In 1989, he put together an electric band called Brainstorm consisting of himself, Delmar Brown (vocals and keyboards), Norman Hedman (percussion), Chris Walker (bassist), Archie Walker (drums).[3]

In 1998, Freeman produced an album for Arthur Blythe called NightSong, and in 1999 he began teaching at New School University.

Discography[edit]

As leader[edit]

Chico Freeman in 2011 at L'Inouï Jazz club in Redange, Luxembourg.

As co-leader[edit]

With Arthur Blythe

  • Luminous (Jazz House, 1989)

With Arthur Blythe and Lester Bowie

  • Out Here Like This (Black Saint, 1988)
  • Unforeseen Blessings (Black Saint, 1989)

With Von Freeman

  • Freeman & Freeman (India Navigation, 1981)
  • Fathers & Sons (Columbia, 1982), only B-side (A-side provided by Marsalis family)
  • Live at the Blue Note with Special Guest Dianne Reeves (Half Note, 1999)

With The Leaders

With David Murray

  • David Murray, Chico Freeman with Özay (ITM, 2011)

With Roots (Arthur Blythe, Nathan Davis, Sam Rivers, a.o.)

  • Salutes the Saxophone - Tributes to John Coltrane, Dexter Gordon, Sonny Rollins and Lester Young (In & Out, 1992)
  • Stablemates (In & Out, 1993)
  • Say Something (In & Out, 1995)
  • For Diz & Bird (In & Out, 2000)

With Mal Waldron

  • Up and Down (Black Saint, 1989)

With The Young Lions (a.k.a. Lincoln Center Stars), feat.
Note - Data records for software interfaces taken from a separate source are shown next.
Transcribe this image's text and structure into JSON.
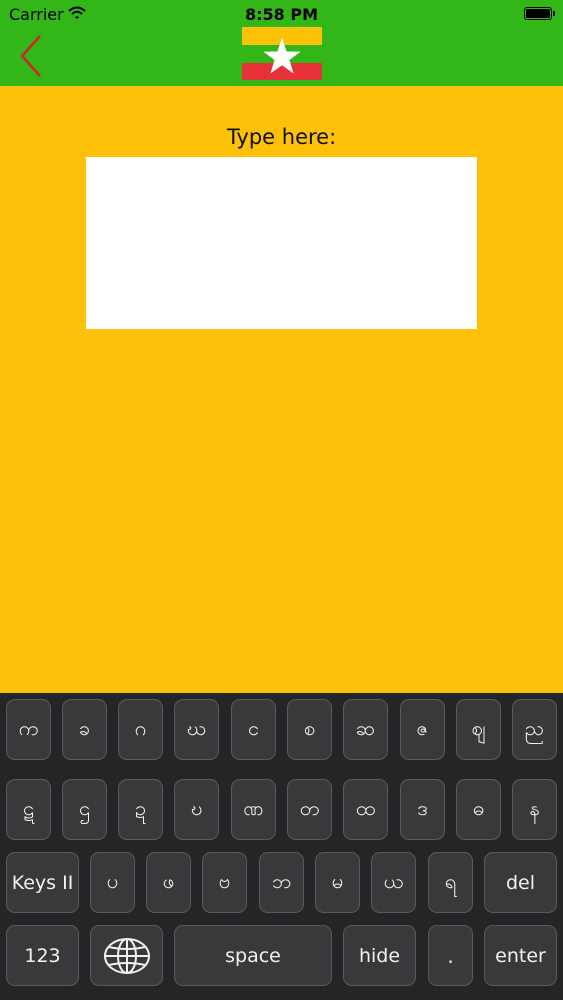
{
  "status": {
    "carrier": "Carrier",
    "time": "8:58 PM",
    "wifi_icon": "wifi-icon",
    "battery_icon": "battery-icon"
  },
  "nav": {
    "back_icon": "chevron-left-icon",
    "flag_icon": "myanmar-flag-icon",
    "back_color": "#d0262b",
    "bar_color": "#33b618"
  },
  "main": {
    "prompt": "Type here:",
    "input_value": "",
    "background": "#fdc10a"
  },
  "keyboard": {
    "row1": [
      "က",
      "ခ",
      "ဂ",
      "ဃ",
      "င",
      "စ",
      "ဆ",
      "ဇ",
      "ဈ",
      "ည"
    ],
    "row2": [
      "ဋ",
      "ဌ",
      "ဍ",
      "ဎ",
      "ဏ",
      "တ",
      "ထ",
      "ဒ",
      "ဓ",
      "န"
    ],
    "row3": [
      "Keys II",
      "ပ",
      "ဖ",
      "ဗ",
      "ဘ",
      "မ",
      "ယ",
      "ရ",
      "del"
    ],
    "row4": [
      "123",
      "globe",
      "space",
      "hide",
      ".",
      "enter"
    ],
    "globe_icon": "globe-icon"
  }
}
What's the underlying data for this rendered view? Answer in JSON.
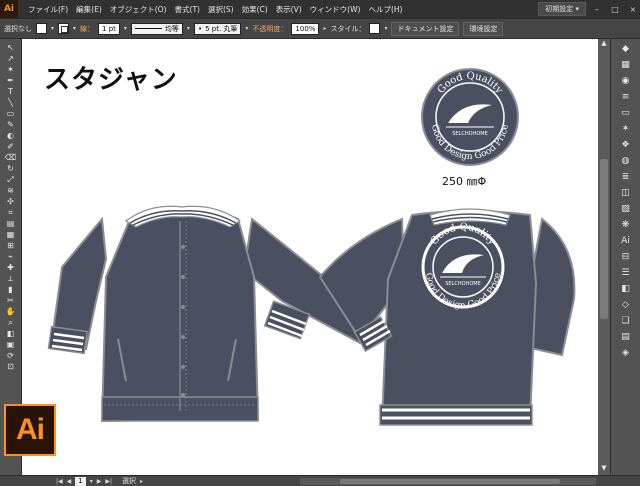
{
  "app": {
    "logo": "Ai",
    "badge": "Ai"
  },
  "menu": [
    "ファイル(F)",
    "編集(E)",
    "オブジェクト(O)",
    "書式(T)",
    "選択(S)",
    "効果(C)",
    "表示(V)",
    "ウィンドウ(W)",
    "ヘルプ(H)"
  ],
  "menubar_right": {
    "workspace": "初期設定",
    "workspace_caret": "▾",
    "minimize": "–",
    "maximize": "□",
    "close": "×"
  },
  "control": {
    "selection": "選択なし",
    "stroke_label": "線：",
    "stroke_weight": "1 pt",
    "profile": "均等",
    "brush": "5 pt. 丸筆",
    "opacity_label": "不透明度：",
    "opacity": "100%",
    "style_label": "スタイル：",
    "doc_settings": "ドキュメント設定",
    "prefs": "環境設定"
  },
  "tools": [
    "↖",
    "↗",
    "✶",
    "✒",
    "T",
    "╲",
    "▭",
    "✎",
    "◐",
    "✐",
    "⌫",
    "↻",
    "⤢",
    "≋",
    "✣",
    "⌗",
    "▤",
    "▦",
    "⊞",
    "⌁",
    "✚",
    "⟂",
    "▮",
    "✂",
    "✋",
    "⌕",
    "◧",
    "▣",
    "⟳",
    "⊡"
  ],
  "canvas": {
    "title": "スタジャン",
    "size_label": "250 ㎜Φ",
    "emblem": {
      "arc_top": "Good Quality",
      "arc_bottom": "Good Design Good Price",
      "center": "SELCHOHOME"
    }
  },
  "right_panel": [
    "◆",
    "▦",
    "◉",
    "≡",
    "▭",
    "✶",
    "❖",
    "◍",
    "≣",
    "◫",
    "▧",
    "❋",
    "Ai",
    "⊟",
    "☰",
    "◧",
    "◇",
    "❏",
    "▤",
    "◈"
  ],
  "status": {
    "zoom": "",
    "artboard": "1",
    "mode": "選択"
  },
  "colors": {
    "jacket": "#4b5060",
    "outline": "#8a8d94",
    "rib": "#ffffff",
    "accent": "#f7931e"
  }
}
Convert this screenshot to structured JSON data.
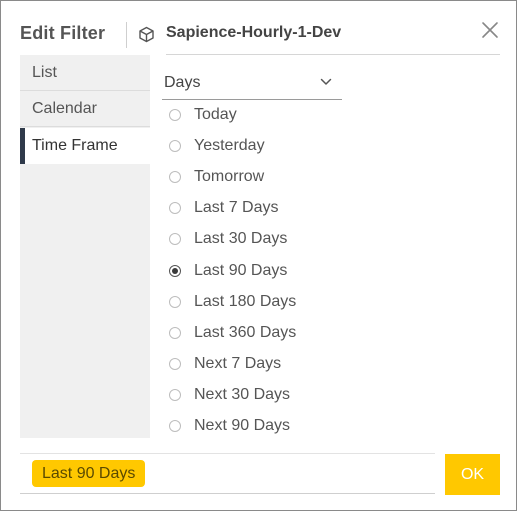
{
  "header": {
    "title": "Edit Filter",
    "datasource": "Sapience-Hourly-1-Dev"
  },
  "sidebar": {
    "items": [
      {
        "label": "List"
      },
      {
        "label": "Calendar"
      },
      {
        "label": "Time Frame",
        "active": true
      }
    ]
  },
  "unit_select": {
    "value": "Days"
  },
  "options": [
    {
      "label": "Today",
      "checked": false
    },
    {
      "label": "Yesterday",
      "checked": false
    },
    {
      "label": "Tomorrow",
      "checked": false
    },
    {
      "label": "Last 7 Days",
      "checked": false
    },
    {
      "label": "Last 30 Days",
      "checked": false
    },
    {
      "label": "Last 90 Days",
      "checked": true
    },
    {
      "label": "Last 180 Days",
      "checked": false
    },
    {
      "label": "Last 360 Days",
      "checked": false
    },
    {
      "label": "Next 7 Days",
      "checked": false
    },
    {
      "label": "Next 30 Days",
      "checked": false
    },
    {
      "label": "Next 90 Days",
      "checked": false
    }
  ],
  "footer": {
    "selected_tag": "Last 90 Days",
    "ok_label": "OK"
  },
  "colors": {
    "accent": "#ffc800",
    "active_marker": "#2f3a4a"
  },
  "icons": {
    "datasource": "cube-icon",
    "close": "close-icon",
    "dropdown": "chevron-down-icon"
  }
}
Wynton Marsalis, Paquito D’Rivera, Kevin Eubanks, Anthony Davis, a.o.

  • The Young Lions (Elektra/Musician, 1982)

As sideman[edit]

With Ahmed Abdullah

With Jack DeJohnette

With Kip Hanrahan

  • Coup de tête (American Clavé, 1981)
  • Tenderness (American Clavé, 1990)
  • All Roads Are Made of the Flesh (American Clavé, 1995)

With Jay Hoggard

  • Rain Forrest (Contemporary, 1981)

With La Mont Zeno Theatre

  • Black Fairy (Taifa, 1975)

With Carmen Lundy

With Cecil McBee

  • Compassion (Enja, 1977)
  • Music from the Source (Inner City, 1979)
  • Alternate Spaces (India Navigation, 1979)

With Don Pullen, Fred Hopkins and Bobby Battle

With The Pyramids

  • Music of Idris Ackamoor (Compilation on EM (Japan), 2006)

With Sam Rivers' Rivbea All-Star Orchestra

With Dom Um Romão

With McCoy Tyner

With Edward Vesala

  • Heavy Life (Leo, 1980)

With the Reto Weber Percussion Orchestra and Franco Ambrosetti

With Mari Wilson

  • The Rhythm Romance (Dino, 1991)

References[edit]

  1. ^ a b Pilchak, Angela (2005). Contemporary Musicians 49. Detroit:Gale. pp. 71–73. ISBN 978-0-7876-8062-6. 
  2. ^ Allmusic biography
  3. ^ http://www.inandout-records.com/Katalog_2007.pdf

External links[edit]